Yury shot me a fearful glance, and we both followed quickly behind. Mikey was already sorting through the boxes and found the prize before we could stop him. He stuck his tongue out and ran for the counter.
This wasn’t the plan! He was the youngest of us, and if we were to have any shot at this, Yury–who looked the oldest–had to do the renting. We chased after Mikey, but the game was lost. He’d already plunked the movie down and spun to smile in our faces.
The clerk was still staring at a tube television mounted from the ceiling.

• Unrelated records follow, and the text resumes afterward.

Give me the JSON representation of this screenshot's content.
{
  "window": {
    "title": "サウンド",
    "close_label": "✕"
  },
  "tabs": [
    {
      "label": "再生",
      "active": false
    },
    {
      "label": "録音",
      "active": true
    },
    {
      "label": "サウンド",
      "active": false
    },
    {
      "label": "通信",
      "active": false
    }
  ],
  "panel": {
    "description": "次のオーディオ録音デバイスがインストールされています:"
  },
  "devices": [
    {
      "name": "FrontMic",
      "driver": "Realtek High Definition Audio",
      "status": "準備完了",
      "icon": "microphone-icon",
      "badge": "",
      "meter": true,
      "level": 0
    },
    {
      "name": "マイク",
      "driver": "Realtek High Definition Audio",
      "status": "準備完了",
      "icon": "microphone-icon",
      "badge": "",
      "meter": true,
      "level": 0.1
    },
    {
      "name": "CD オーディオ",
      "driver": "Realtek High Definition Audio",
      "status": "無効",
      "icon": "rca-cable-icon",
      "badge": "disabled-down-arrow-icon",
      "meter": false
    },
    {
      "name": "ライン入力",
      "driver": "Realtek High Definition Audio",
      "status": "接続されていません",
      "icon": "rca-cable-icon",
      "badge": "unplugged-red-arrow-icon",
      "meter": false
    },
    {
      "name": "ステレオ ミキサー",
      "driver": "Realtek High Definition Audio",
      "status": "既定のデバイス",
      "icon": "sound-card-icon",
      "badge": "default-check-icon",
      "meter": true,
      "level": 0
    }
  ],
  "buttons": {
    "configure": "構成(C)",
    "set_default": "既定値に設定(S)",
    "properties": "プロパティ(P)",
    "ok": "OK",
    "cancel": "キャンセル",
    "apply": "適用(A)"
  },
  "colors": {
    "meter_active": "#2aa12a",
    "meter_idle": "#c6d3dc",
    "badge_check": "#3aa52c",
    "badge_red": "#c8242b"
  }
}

He had a tape of Rambo on and seemed reluctant to help us. I tried for the tape just as he turned and said, “That all?”
Our throats closed tight; we nodded.
He lifted the movie and noticed the title. He hesitated and examined us. This was it. He was going to call our parents and tattle on us, and we’d never get to see the movie! We may even be banned!
He flipped the tape around a couple times. “Your mom and dad okay with this?”
Again, we nodded, this time with more ferocity. We looked like a pack of bobble heads.
He said, “Okay then.”
The rest is a blur. We made off with our quarry like treasure hunters with a chest of gold. We had planned the rental for a time when everyone was out, so we had to act quickly. We prepared the TV and VCR, got a few snacks, and we pressed play.
When my parents returned home with Yury’s father, they found us stricken silent, huddled around the television. The movie was nearly over. We had seen boobies, oh yes. But in the following days and nights, that’s not what I remembered most. What stuck with me, even to this day, was a particular scene where a young boy is riding his bike at night. Perhaps you know the scene. Perhaps it had a similar effect on you. The sight of the car tire rolling over the boy’s skull, crushing his head, has never left me. I think what made it so much worse was the fact that he’d put on his helmet, just as his sister asked, to keep him safe. And it did absolutely nothing.
You may think this is a cautionary tale. It’s not. I miss those days. The pure excitement of going out to rent a movie. The fear of being caught. The shock of viewing something I never could have imagined. If I could, I’d go back. Those were the moments that lead me down the dark, autumn pathway of horror fandom, and I wouldn’t change one step of that journey.